I can see that the integer comparison style is a lot faster, but it looks a lot less understandable than the division based relative calculation that the paper says is not good (it has lots of floating abs() etc.

posted 8 years ago

I've put up some source files, and JUnit tests on my server for others who are interested.

Math java source, Complex, AboutEquals

Math java source, Complex, AboutEquals

posted 8 years ago

Hmmm. I don't know how that could be. The answer should be the same on every system, guaranteed by IEEE floating-point standard. On my system this difference is actually 1, which is as it should be.

"ulp" stands for "unit of least precision". A difference of one ulp between two floats indicates that they're "adjacent" floats; that there's no value in between them. If I were using this method I'd probably pass values between 1 and 5 most of the time.

There are ulp(float) and ulp(double) methods in java.lang.Math which show you the absolute magnitude of the difference between a float or double and its nearest neighbor; you should check these out. Based on what I saw here you should find that ulp(0.1) is roughly 0.00000001.

Originally posted by Pat Farrell:

consider these values: ( 0.1F, 0.10000001F)

on my system (intel x86 32 bits) I get a raw difference of 536870912

aka 536,870,912 or 500 million. This fails your assertion test.

Hmmm.
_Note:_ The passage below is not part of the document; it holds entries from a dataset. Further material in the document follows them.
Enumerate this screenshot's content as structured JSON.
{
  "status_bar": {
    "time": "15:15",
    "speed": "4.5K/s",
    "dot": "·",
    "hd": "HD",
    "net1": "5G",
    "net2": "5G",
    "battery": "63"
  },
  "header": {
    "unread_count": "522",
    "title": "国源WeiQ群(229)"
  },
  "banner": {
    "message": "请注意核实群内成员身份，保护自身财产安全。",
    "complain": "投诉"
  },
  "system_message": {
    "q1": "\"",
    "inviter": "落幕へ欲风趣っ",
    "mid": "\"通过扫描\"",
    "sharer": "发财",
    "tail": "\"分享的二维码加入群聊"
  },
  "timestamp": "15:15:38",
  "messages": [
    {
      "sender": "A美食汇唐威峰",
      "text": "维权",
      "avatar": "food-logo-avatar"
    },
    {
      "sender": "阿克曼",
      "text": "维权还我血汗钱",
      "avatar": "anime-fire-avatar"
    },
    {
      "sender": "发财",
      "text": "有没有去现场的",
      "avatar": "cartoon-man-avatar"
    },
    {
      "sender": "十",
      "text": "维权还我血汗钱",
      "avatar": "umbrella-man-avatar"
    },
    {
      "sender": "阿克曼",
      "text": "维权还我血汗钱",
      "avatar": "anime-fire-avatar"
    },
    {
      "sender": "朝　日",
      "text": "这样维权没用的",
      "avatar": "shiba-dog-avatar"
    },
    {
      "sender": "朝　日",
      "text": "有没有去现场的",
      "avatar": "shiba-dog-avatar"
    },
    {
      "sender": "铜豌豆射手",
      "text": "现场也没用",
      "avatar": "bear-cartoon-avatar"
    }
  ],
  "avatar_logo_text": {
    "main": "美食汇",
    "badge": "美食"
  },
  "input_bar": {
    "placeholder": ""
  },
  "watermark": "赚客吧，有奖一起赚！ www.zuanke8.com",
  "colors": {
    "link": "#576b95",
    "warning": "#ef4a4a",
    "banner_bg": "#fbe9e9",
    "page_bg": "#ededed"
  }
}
I don't know how that could be. The answer should be the same on every system, guaranteed by IEEE floating-point standard. On my system this difference is actually 1, which is as it should be.

"ulp" stands for "unit of least precision". A difference of one ulp between two floats indicates that they're "adjacent" floats; that there's no value in between them. If I were using this method I'd probably pass values between 1 and 5 most of the time.

There are ulp(float) and ulp(double) methods in java.lang.Math which show you the absolute magnitude of the difference between a float or double and its nearest neighbor; you should check these out. Based on what I saw here you should find that ulp(0.1) is roughly 0.00000001.

posted 8 years ago

Which is one of the reasons I put the code up with URL above

Originally posted by Ernest Friedman-Hill:

Hmmm. I don't know how that could be. The answer should be the same on every system, guaranteed by IEEE floating-point standard. On my system this difference is actually 1, which is as it should be.

Which is one of the reasons I put the code up with URL above

posted 6 years ago

Reviving an ancient thread since I'm doing more testing in it:

Checking the Math.ulp() functions shows that Dr Friedman-Hill is right.

For floating: f: a: 0.100000, ulpA: 7.45058e-09,

for double: d: a: 0.100000, ulpA: 1.38778e-17,

and for more obscure values, testing one that is 10 ^ -41, which is very close to zero:

d: a: 1.00000e-41, ulpA: 1.27447e-57,

40 more orders of magnitude smaller:

d: a: 1.00000e-81, ulpA: 1.17042e-97,

Ernest Friedman-Hill wrote:There are ulp(float) and ulp(double) methods in java.lang.Math which show you the absolute magnitude of the difference between a float or double and its nearest neighbor; you should check these out. Based on what I saw here you should find that ulp(0.1) is roughly 0.000 000 01.

Checking the Math.ulp() functions shows that Dr Friedman-Hill is right.

For floating: f: a: 0.100000, ulpA: 7.45058e-09,

for double: d: a: 0.100000, ulpA: 1.38778e-17,

and for more obscure values, testing one that is 10 ^ -41, which is very close to zero:

d: a: 1.00000e-41, ulpA: 1.27447e-57,

40 more orders of magnitude smaller:

d: a: 1.00000e-81, ulpA: 1.17042e-97,